(Data excerpts)
------

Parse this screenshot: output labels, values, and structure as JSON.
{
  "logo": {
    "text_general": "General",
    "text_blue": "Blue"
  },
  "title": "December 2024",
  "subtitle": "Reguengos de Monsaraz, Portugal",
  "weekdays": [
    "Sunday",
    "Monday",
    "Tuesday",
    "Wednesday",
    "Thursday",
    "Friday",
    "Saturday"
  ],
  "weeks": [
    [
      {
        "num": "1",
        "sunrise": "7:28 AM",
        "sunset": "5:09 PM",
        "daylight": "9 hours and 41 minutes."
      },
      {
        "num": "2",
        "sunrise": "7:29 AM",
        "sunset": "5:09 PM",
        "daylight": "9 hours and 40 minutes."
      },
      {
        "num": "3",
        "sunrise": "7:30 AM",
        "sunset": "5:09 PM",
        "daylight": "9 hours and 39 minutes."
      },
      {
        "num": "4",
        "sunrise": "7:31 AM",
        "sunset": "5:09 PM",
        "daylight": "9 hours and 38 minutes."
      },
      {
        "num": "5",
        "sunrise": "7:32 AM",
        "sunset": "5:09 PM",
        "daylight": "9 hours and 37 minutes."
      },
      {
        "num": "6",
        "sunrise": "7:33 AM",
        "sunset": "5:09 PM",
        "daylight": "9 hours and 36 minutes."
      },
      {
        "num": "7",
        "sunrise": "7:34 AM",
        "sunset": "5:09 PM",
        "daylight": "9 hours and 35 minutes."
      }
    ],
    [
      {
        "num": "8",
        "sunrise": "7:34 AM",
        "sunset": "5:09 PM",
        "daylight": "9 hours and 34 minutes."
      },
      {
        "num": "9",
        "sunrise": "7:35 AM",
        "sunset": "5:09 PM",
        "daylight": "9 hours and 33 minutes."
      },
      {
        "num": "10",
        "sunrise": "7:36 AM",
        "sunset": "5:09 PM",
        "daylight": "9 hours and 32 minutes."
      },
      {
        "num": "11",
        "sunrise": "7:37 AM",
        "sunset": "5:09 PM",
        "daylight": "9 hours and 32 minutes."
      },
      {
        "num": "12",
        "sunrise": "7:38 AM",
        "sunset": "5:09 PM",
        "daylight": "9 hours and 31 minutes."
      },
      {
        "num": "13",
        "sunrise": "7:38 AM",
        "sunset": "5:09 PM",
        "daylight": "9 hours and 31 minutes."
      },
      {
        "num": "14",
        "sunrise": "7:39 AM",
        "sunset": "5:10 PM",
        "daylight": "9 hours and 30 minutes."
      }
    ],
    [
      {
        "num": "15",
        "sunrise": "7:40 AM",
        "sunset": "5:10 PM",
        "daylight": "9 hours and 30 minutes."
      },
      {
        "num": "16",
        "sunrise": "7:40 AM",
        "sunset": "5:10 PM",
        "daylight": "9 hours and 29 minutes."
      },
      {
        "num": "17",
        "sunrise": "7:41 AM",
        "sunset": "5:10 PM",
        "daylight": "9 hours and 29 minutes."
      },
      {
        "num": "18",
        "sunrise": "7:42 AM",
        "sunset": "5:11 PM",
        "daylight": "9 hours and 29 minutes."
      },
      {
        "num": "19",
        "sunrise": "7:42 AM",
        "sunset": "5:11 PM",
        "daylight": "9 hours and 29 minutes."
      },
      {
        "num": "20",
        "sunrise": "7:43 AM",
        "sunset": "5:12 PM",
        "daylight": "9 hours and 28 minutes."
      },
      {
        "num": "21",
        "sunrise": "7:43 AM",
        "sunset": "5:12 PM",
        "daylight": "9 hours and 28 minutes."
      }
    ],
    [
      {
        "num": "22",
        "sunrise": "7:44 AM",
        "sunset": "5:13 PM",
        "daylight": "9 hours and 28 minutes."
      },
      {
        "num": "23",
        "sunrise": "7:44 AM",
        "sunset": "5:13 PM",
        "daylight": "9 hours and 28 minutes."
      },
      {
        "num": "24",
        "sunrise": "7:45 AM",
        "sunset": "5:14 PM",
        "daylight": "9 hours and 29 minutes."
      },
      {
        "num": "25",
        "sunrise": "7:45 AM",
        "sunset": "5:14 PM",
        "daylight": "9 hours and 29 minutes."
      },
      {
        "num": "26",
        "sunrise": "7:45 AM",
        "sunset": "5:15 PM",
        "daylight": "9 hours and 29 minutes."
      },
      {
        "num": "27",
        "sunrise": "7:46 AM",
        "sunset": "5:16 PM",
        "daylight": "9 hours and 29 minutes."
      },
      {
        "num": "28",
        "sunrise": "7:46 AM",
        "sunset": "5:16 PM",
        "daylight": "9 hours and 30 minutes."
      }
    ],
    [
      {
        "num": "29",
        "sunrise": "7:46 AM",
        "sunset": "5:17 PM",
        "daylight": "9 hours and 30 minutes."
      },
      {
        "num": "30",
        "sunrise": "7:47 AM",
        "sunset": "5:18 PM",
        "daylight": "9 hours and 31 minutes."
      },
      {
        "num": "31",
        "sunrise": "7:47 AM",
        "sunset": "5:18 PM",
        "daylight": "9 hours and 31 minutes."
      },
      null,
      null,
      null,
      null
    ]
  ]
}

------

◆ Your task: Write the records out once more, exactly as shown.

◆ Written response:
Parse this screenshot: output labels, values, and structure as JSON.
{
  "logo": {
    "text_general": "General",
    "text_blue": "Blue"
  },
  "title": "December 2024",
  "subtitle": "Reguengos de Monsaraz, Portugal",
  "weekdays": [
    "Sunday",
    "Monday",
    "Tuesday",
    "Wednesday",
    "Thursday",
    "Friday",
    "Saturday"
  ],
  "weeks": [
    [
      {
        "num": "1",
        "sunrise": "7:28 AM",
        "sunset": "5:09 PM",
        "daylight": "9 hours and 41 minutes."
      },
      {
        "num": "2",
        "sunrise": "7:29 AM",
        "sunset": "5:09 PM",
        "daylight": "9 hours and 40 minutes."
      },
      {
        "num": "3",
        "sunrise": "7:30 AM",
        "sunset": "5:09 PM",
        "daylight": "9 hours and 39 minutes."
      },
      {
        "num": "4",
        "sunrise": "7:31 AM",
        "sunset": "5:09 PM",
        "daylight": "9 hours and 38 minutes."
      },
      {
        "num": "5",
        "sunrise": "7:32 AM",
        "sunset": "5:09 PM",
        "daylight": "9 hours and 37 minutes."
      },
      {
        "num": "6",
        "sunrise": "7:33 AM",
        "sunset": "5:09 PM",
        "daylight": "9 hours and 36 minutes."
      },
      {
        "num": "7",
        "sunrise": "7:34 AM",
        "sunset": "5:09 PM",
        "daylight": "9 hours and 35 minutes."
      }
    ],
    [
      {
        "num": "8",
        "sunrise": "7:34 AM",
        "sunset": "5:09 PM",
        "daylight": "9 hours and 34 minutes."
      },
      {
        "num": "9",
        "sunrise": "7:35 AM",
        "sunset": "5:09 PM",
        "daylight": "9 hours and 33 minutes."
      },
      {
        "num": "10",
        "sunrise": "7:36 AM",
        "sunset": "5:09 PM",
        "daylight": "9 hours and 32 minutes."
      },
      {
        "num": "11",
        "sunrise": "7:37 AM",
        "sunset": "5:09 PM",
        "daylight": "9 hours and 32 minutes."
      },
      {
        "num": "12",
        "sunrise": "7:38 AM",
        "sunset": "5:09 PM",
        "daylight": "9 hours and 31 minutes."
      },
      {
        "num": "13",
        "sunrise": "7:38 AM",
        "sunset": "5:09 PM",
        "daylight": "9 hours and 31 minutes."
      },
      {
        "num": "14",
        "sunrise": "7:39 AM",
        "sunset": "5:10 PM",
        "daylight": "9 hours and 30 minutes."
      }
    ],
    [
      {
        "num": "15",
        "sunrise": "7:40 AM",
        "sunset": "5:10 PM",
        "daylight": "9 hours and 30 minutes."
      },
      {
        "num": "16",
        "sunrise": "7:40 AM",
        "sunset": "5:10 PM",
        "daylight": "9 hours and 29 minutes."
      },
      {
        "num": "17",
        "sunrise": "7:41 AM",
        "sunset": "5:10 PM",
        "daylight": "9 hours and 29 minutes."
      },
      {
        "num": "18",
        "sunrise": "7:42 AM",
        "sunset": "5:11 PM",
        "daylight": "9 hours and 29 minutes."
      },
      {
        "num": "19",
        "sunrise": "7:42 AM",
        "sunset": "5:11 PM",
        "daylight": "9 hours and 29 minutes."
      },
      {
        "num": "20",
        "sunrise": "7:43 AM",
        "sunset": "5:12 PM",
        "daylight": "9 hours and 28 minutes."
      },
      {
        "num": "21",
        "sunrise": "7:43 AM",
        "sunset": "5:12 PM",
        "daylight": "9 hours and 28 minutes."
      }
    ],
    [
      {
        "num": "22",
        "sunrise": "7:44 AM",
        "sunset": "5:13 PM",
        "daylight": "9 hours and 28 minutes."
      },
      {
        "num": "23",
        "sunrise": "7:44 AM",
        "sunset": "5:13 PM",
        "daylight": "9 hours and 28 minutes."
      },
      {
        "num": "24",
        "sunrise": "7:45 AM",
        "sunset": "5:14 PM",
        "daylight": "9 hours and 29 minutes."
      },
      {
        "num": "25",
        "sunrise": "7:45 AM",
        "sunset": "5:14 PM",
        "daylight": "9 hours and 29 minutes."
      },
      {
        "num": "26",
        "sunrise": "7:45 AM",
        "sunset": "5:15 PM",
        "daylight": "9 hours and 29 minutes."
      },
      {
        "num": "27",
        "sunrise": "7:46 AM",
        "sunset": "5:16 PM",
        "daylight": "9 hours and 29 minutes."
      },
      {
        "num": "28",
        "sunrise": "7:46 AM",
        "sunset": "5:16 PM",
        "daylight": "9 hours and 30 minutes."
      }
    ],
    [
      {
        "num": "29",
        "sunrise": "7:46 AM",
        "sunset": "5:17 PM",
        "daylight": "9 hours and 30 minutes."
      },
      {
        "num": "30",
        "sunrise": "7:47 AM",
        "sunset": "5:18 PM",
        "daylight": "9 hours and 31 minutes."
      },
      {
        "num": "31",
        "sunrise": "7:47 AM",
        "sunset": "5:18 PM",
        "daylight": "9 hours and 31 minutes."
      },
      null,
      null,
      null,
      null
    ]
  ]
}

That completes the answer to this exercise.